ON SUNDAY, June 4, the candidates sought to separate themselves from their opponents at a debate sponsored by the Sully District Democratic District and the 67th Virginia House District Democratic Committee. State Sen. Dave Marsden (D-37) moderated the event held at the Mountain View Alternative High School in Centreville.
Carey, Delaney and Risheq agreed on a number of the issues, particularly their desire to see the expansion of Medicaid in Virginia and the need to address partisan voting districts in the Commonwealth. “Some of these districts look like Rorschach tests,” said Carey. “We need an independent commission to address this.”
“It’s appalling that redistricting legislation never even made it out of committee in this last legislative session,” said Delaney.
Risheq said it was “time to give the people back their voices.”
There was no disagreement on the need to address the state’s opioid epidemic as a health crisis and not a criminal issue, nor did they disagree efforts to raise the minimum wage. They agreed on environmental protection issues and on allowing the medical use of marijuana and decriminalizing its general use.
As the debate continued, it became apparent than the three advocated for similar policies, legislation and actions on most of the topics raised.
Risheq offered specific answers on what steps she would take toward addressing each issue.
“Body cameras, as well as training,” she responded to the question on addressing perceived institutional racism in law enforcement. “Energy efficient schools and building to save money, then make money” was her answer about not only environmental concerns, but also where to find the funds to fill the budgetary shortfalls. “The numbers show we could produce about $1 million per year per school with clean energy.” To alleviate unemployment and underemployment, create new and better jobs and stimulate investment in Virginia “work training programs … free community college with certain conditions, and emphasis on STEAM education.”
Carey got first crack at the question of how, if elected, he would convince his Republican colleagues to support Medicaid expansion in Virginia. His immediate response was that not doing so makes no sense. "It would mean health care for 400,000 more Virginians, more jobs, more tax revenues." Carey said he would educate opponents, and mobilize the people of Virginia, something he has experience doing on a number of "get out the vote" initiatives. "Let the people do the convincing. Get them down to Richmond to be heard."
Marsden asked how the candidates would tackle the fact that the state ranks sixth highest for the cost of a four-year college degree, and 12th for community or junior colleges.
"Virginians shouldn't have to choose between education and debt," said Delaney. "Innovation is a big part of the answer." Delaney said greater focus on innovation can help solve problems and generate revenue for all the state's needs.

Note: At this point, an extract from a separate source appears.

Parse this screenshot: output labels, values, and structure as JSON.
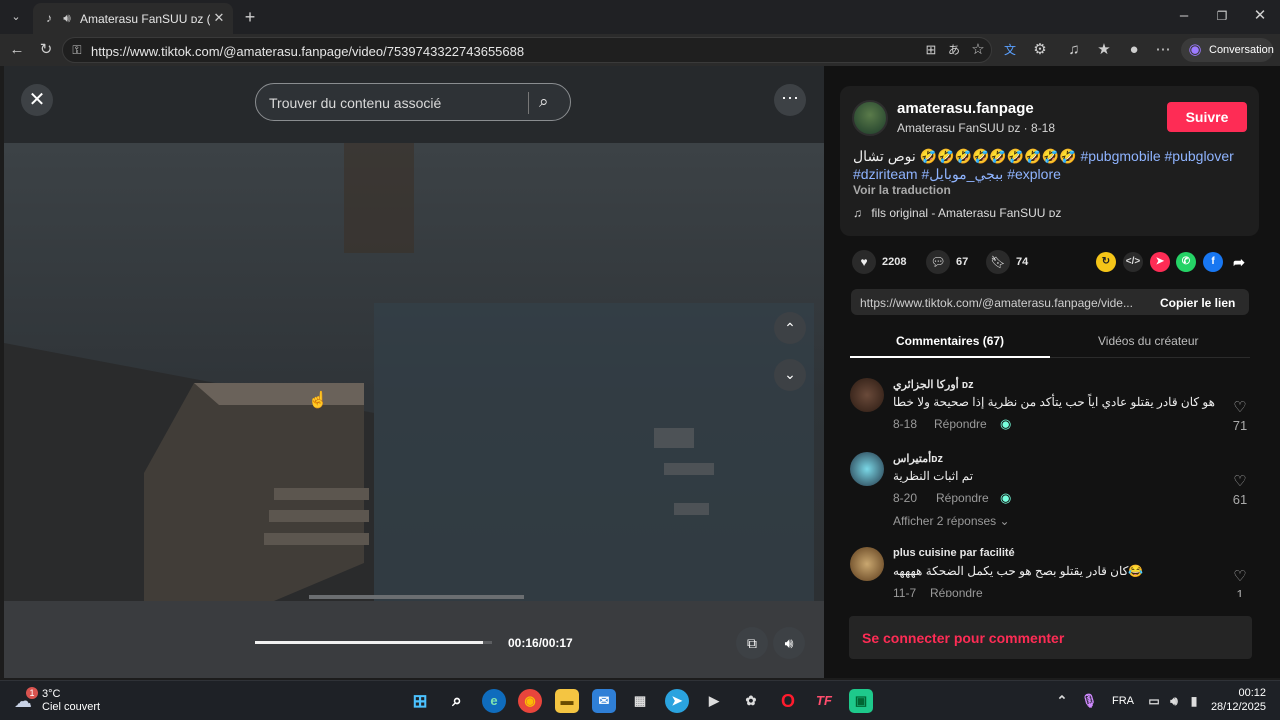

The primary to decide who will face LeMunyon takes place on June 13. Early voting is already underway.
For more information see http://www.elections.virginia.gov/voter-outreach/whats-ballot.html